Thanksgiving feasts in New England at the time of the nation’s founding were similar to those today, says Charles Lyle, director of the Webb-Deane-Stevens Museum in Wethersfield, Conn. The museum recently hosted an 18th-century-style Thanksgiving dinner using recipes supplied by a local food historian, Paul Courchaine. Turkey and pumpkin pie were on the menu, along with venison pie, roast goose, roast pork, butternut squash, creamed onions, pottage of cabbage, onions and leeks, and Indian pudding, made from cornmeal and spices.
In a bow to contemporary tastes, several wines were served at the museum but not the one Americans were likely to have drunk in the 18th century—Madeira, a high-alcohol-content wine fortified with brandy. Before the Revolution, Madeira, which came from the Portuguese-owned Madeira Islands, was considered a patriotic beverage, since it was not subject to British taxation. It was Washington’s favorite drink.

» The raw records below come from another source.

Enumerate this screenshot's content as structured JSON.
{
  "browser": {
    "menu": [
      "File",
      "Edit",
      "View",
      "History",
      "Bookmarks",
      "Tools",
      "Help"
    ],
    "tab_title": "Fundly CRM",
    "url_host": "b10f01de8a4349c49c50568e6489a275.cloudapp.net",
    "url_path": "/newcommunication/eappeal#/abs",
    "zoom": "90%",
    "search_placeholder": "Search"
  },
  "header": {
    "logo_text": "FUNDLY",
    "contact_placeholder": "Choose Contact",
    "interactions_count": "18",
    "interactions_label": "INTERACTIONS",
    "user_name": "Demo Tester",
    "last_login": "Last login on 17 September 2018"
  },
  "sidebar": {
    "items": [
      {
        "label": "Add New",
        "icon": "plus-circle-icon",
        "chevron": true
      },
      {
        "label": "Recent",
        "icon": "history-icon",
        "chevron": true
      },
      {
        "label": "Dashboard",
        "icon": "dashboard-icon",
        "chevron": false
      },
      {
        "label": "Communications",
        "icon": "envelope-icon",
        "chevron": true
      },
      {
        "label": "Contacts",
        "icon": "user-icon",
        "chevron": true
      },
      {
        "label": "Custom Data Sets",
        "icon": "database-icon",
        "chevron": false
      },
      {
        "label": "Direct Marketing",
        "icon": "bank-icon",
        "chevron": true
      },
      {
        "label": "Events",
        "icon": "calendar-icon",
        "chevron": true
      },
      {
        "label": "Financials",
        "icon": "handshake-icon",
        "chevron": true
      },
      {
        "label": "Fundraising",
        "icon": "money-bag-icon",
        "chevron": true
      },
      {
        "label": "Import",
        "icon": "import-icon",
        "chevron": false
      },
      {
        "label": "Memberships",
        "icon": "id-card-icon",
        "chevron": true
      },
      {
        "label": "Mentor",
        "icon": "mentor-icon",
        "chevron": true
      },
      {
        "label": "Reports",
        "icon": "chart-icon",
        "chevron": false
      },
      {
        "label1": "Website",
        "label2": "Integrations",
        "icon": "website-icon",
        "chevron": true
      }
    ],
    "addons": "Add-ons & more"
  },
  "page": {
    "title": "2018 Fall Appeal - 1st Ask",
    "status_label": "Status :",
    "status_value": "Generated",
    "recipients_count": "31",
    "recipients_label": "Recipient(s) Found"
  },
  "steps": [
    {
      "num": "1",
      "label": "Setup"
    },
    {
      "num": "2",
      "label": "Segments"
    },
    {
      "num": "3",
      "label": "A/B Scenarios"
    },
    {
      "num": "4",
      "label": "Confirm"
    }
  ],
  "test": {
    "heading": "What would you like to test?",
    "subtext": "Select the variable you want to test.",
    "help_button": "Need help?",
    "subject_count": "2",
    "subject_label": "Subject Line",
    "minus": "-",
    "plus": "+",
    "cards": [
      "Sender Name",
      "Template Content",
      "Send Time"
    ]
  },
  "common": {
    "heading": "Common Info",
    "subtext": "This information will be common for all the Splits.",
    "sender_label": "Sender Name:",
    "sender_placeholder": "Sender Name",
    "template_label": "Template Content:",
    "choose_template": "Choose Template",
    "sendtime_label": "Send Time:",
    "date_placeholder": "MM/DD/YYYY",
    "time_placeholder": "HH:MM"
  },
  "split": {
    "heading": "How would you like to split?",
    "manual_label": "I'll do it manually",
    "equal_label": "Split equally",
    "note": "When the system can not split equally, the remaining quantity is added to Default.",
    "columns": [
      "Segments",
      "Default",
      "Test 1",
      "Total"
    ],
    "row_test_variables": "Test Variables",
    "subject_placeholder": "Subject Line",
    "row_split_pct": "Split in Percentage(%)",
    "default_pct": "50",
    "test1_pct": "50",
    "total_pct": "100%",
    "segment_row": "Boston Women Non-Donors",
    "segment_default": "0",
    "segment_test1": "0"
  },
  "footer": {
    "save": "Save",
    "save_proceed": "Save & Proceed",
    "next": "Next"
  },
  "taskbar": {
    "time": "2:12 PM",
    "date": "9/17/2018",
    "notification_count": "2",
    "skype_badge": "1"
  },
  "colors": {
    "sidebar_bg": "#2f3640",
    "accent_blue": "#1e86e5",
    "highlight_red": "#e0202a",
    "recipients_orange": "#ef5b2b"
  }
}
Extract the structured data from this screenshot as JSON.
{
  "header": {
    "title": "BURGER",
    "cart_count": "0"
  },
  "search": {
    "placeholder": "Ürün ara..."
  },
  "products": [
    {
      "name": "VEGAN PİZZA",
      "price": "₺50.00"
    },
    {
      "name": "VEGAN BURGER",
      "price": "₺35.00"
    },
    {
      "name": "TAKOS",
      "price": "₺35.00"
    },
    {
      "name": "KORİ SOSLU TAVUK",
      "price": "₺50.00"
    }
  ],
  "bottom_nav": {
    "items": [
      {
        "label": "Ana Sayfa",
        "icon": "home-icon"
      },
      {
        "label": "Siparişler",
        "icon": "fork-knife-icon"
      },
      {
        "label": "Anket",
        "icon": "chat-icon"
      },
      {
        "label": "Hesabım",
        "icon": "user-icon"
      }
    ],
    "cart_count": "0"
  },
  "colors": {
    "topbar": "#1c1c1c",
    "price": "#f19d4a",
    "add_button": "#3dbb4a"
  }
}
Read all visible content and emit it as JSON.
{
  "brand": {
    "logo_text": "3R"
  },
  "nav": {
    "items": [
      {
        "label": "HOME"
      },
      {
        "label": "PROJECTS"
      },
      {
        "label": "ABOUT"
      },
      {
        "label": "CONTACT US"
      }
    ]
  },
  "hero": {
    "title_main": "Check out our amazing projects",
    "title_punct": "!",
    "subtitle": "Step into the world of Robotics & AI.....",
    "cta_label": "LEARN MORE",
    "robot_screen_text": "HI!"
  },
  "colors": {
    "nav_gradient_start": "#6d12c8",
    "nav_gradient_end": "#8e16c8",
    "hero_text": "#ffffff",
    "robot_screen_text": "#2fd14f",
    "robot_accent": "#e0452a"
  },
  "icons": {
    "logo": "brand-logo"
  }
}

Washington was keenly aware of his role as a model for future presidents. He once remarked that “There is scarcely any part of my conduct which may not be hereafter drawn into precedent.” That included his Thanksgiving Proclamation of 1789, which set the standard for Thanksgiving Proclamations by future presidents, a list that included James Madison, Abraham Lincoln, and then every president up to the present day.